Before you ever enter a therapist’s office, there are some basic questions you should know the answer to:
Are they licensed to provide counseling or therapy, and is their license up-to-date? Do they take insurance? How long are sessions? What is the cost for each session? What type of payment do they accept? Do they treat the problem you’re seeking help for? What are their hours? What is their cancellation policy?
In addition to these questions, there are more specific things you may want to inquire about that will help you find out if a particular therapist will be a good fit with you:
- What type of therapy do you provide?Many therapists come from a particular school of thought, like CBT (cognitive behavioral therapy), Family Systems, Psychodynamic, Gestalt, etc. This is what forms the foundation for how they work, how they believe change and growth happen, and what they see their role as a therapist as.For example, CBT focuses on the here-and-now with the therapist giving more direct guidance and teaching specific skills. Psychodynamic therapists look closely at past relationships and behaviors to help understand current difficulties and functioning. EMDR is used for clients with trauma to quickly provide relief from anxiety and long-term changes in how trauma is processed in the mind. Some therapists will say that they are eclectic, in which case you may want to ask them to describe how they work. Do they assign clients ‘homework’, give advice, or ask questions? If you have a specific problem you’re coming in to therapy for, ask them what approach they would take.

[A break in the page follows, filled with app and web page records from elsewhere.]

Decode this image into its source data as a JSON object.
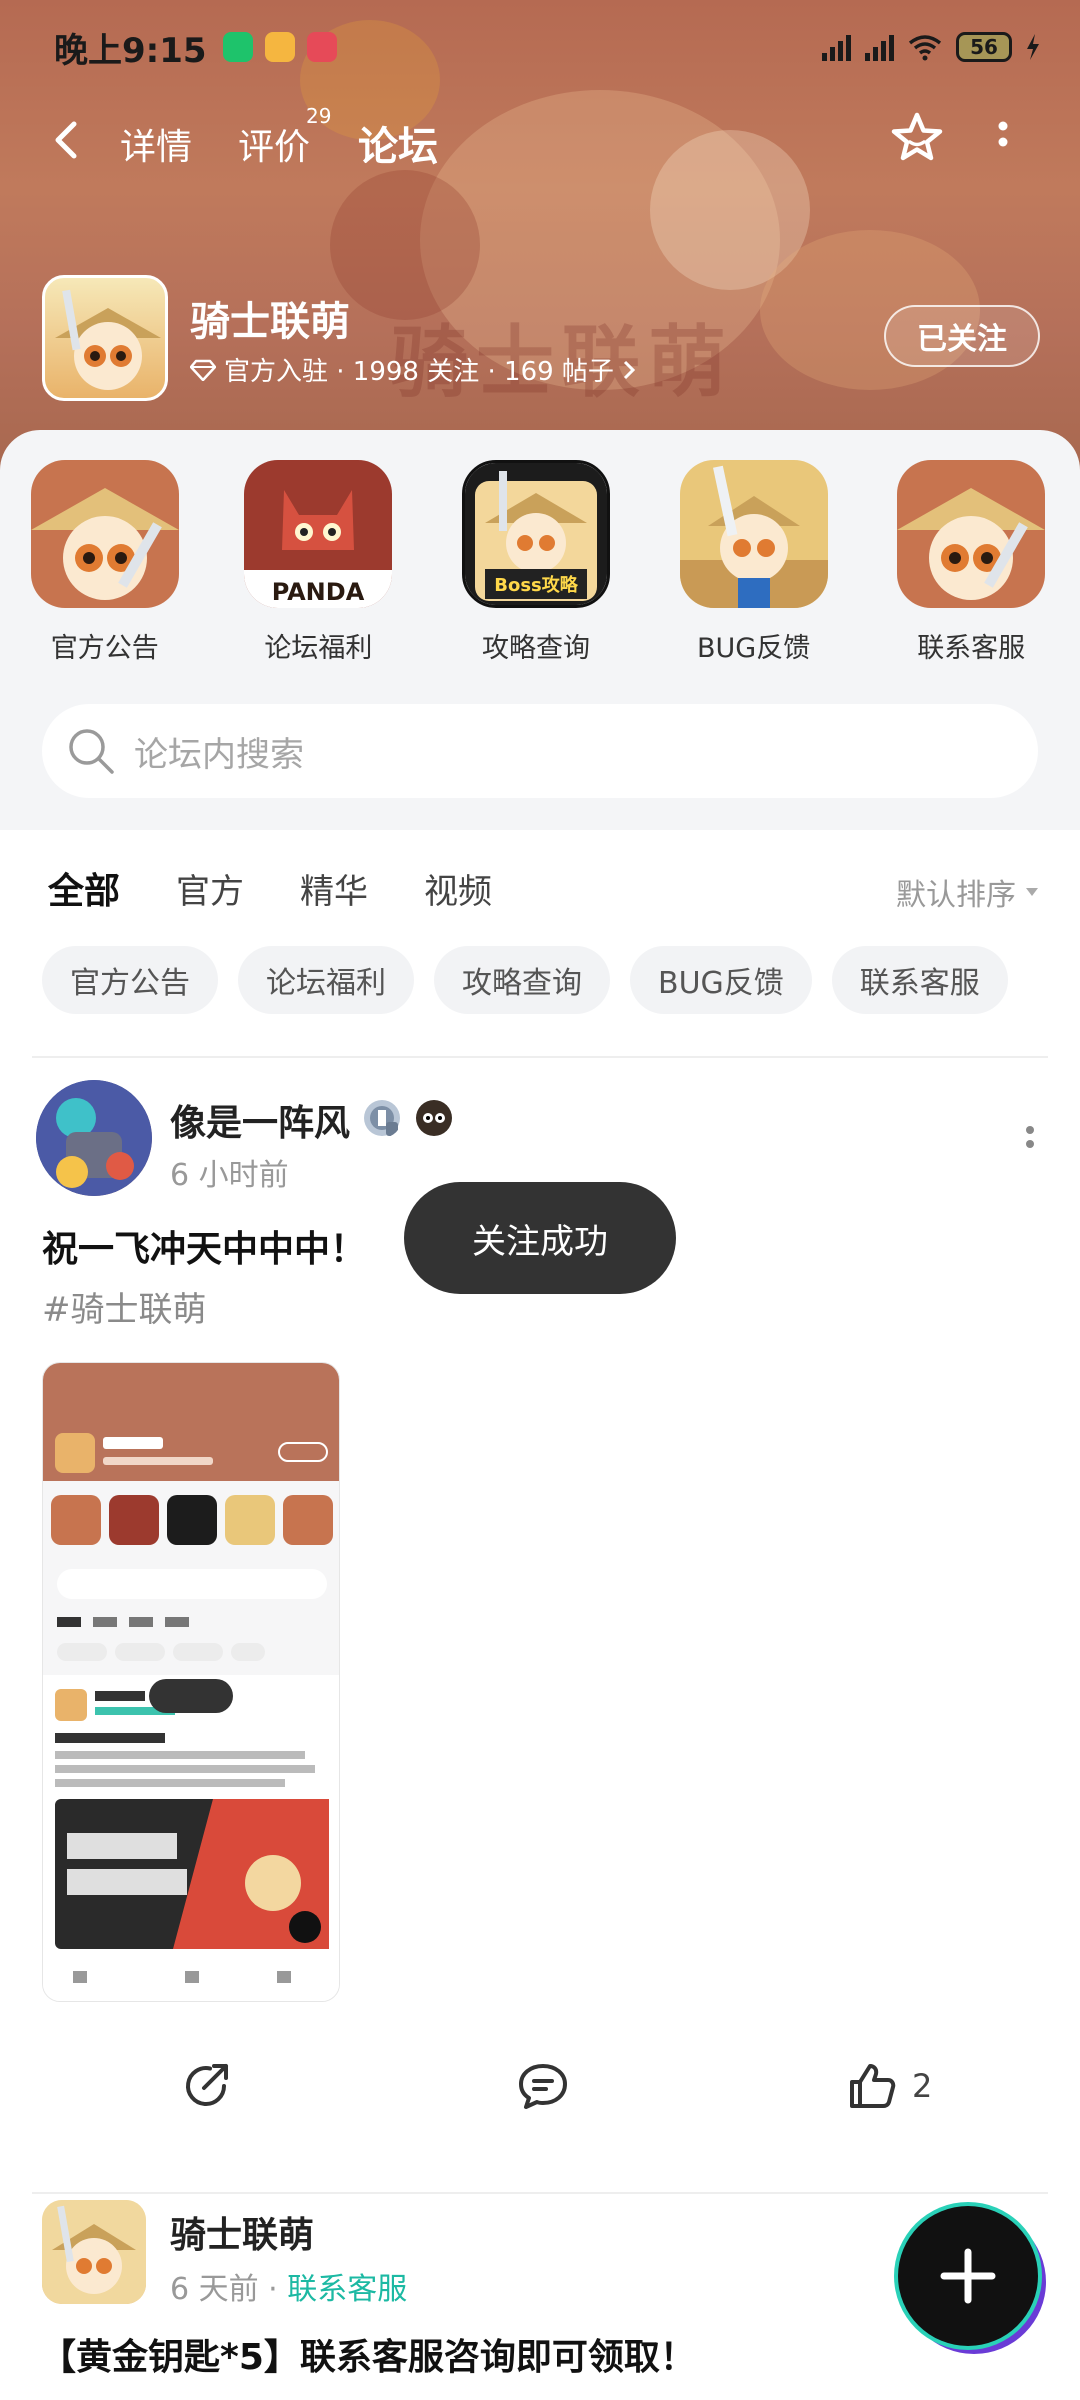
{
  "status_bar": {
    "time": "晚上9:15",
    "battery": "56"
  },
  "nav": {
    "tabs": [
      {
        "label": "详情"
      },
      {
        "label": "评价",
        "badge": "29"
      },
      {
        "label": "论坛"
      }
    ]
  },
  "forum": {
    "name": "骑士联萌",
    "meta": "官方入驻 · 1998 关注 · 169 帖子",
    "follow_label": "已关注",
    "banner_watermark": "骑士联萌"
  },
  "quick_links": [
    {
      "label": "官方公告"
    },
    {
      "label": "论坛福利",
      "badge_text": "PANDA"
    },
    {
      "label": "攻略查询",
      "badge_text": "Boss攻略"
    },
    {
      "label": "BUG反馈"
    },
    {
      "label": "联系客服"
    }
  ],
  "search": {
    "placeholder": "论坛内搜索"
  },
  "filter_tabs": [
    {
      "label": "全部"
    },
    {
      "label": "官方"
    },
    {
      "label": "精华"
    },
    {
      "label": "视频"
    }
  ],
  "sort_label": "默认排序",
  "chips": [
    "官方公告",
    "论坛福利",
    "攻略查询",
    "BUG反馈",
    "联系客服"
  ],
  "posts": [
    {
      "user": "像是一阵风",
      "time": "6 小时前",
      "title": "祝一飞冲天中中中！",
      "tag": "#骑士联萌",
      "likes": "2"
    },
    {
      "user": "骑士联萌",
      "time": "6 天前",
      "category": "联系客服",
      "title": "【黄金钥匙*5】联系客服咨询即可领取！"
    }
  ],
  "toast": "关注成功",
  "colors": {
    "accent": "#25d0b6",
    "banner": "#b9735a",
    "toast_bg": "#333333"
  }
}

- What happens if I have an emergency? Some therapists will allow you to call them at home or at their office. Others use an answering service that will get a message to them, and others will ask you to call a crisis line or go to the hospital.
- How do you handle clients who self-harm, use drugs, or otherwise act in a self-destructive manner? If you are seeing a therapist because you cut yourself, struggle with bulimia or anorexia, abuse drugs or alcohol, it’s important to know how your therapist will react. Some therapists have clear policies about not seeing clients who are intoxicated or high, or who recently hurt themselves.
- Do you allow clients to email you between sessions? What about phone calls? Text messages? Every therapist has his or her own policy about how much contact (if any) is allowed between appointments. Some may only allow it in an emergency (be sure to ask what constitutes an emergency); others may state that they will read emails or listen to phone messages but will not respond. Others will reply or call back.
One of the most important things to keep in mind as you go for your first therapy appointment is that you don’t have to go back if you find that the fit between you and the therapist is not a good one. By having one appointment, you are not committing to anything. Use the first session as a chance to get a feel for how your therapist works and they dynamic between the two of you. Do you feel like you are heard and understood? Do you feel respected and empowered? Were your questions answered?
Finding a good therapist may take some time; not every therapist is right for every person. But finding a good therapist who can help you is possible, so don’t give up.
photo from Shutterstock
Last reviewed: 10 Aug 2012
Harmon, J. (2012). 4 Important Questions to Ask Before You Choose a Therapist. Psych Central.
Retrieved on May 23, 2013, from http://blogs.psychcentral.com/your-life/2012/08/4-important-questions-to-ask-before-you-choose-a-therapist/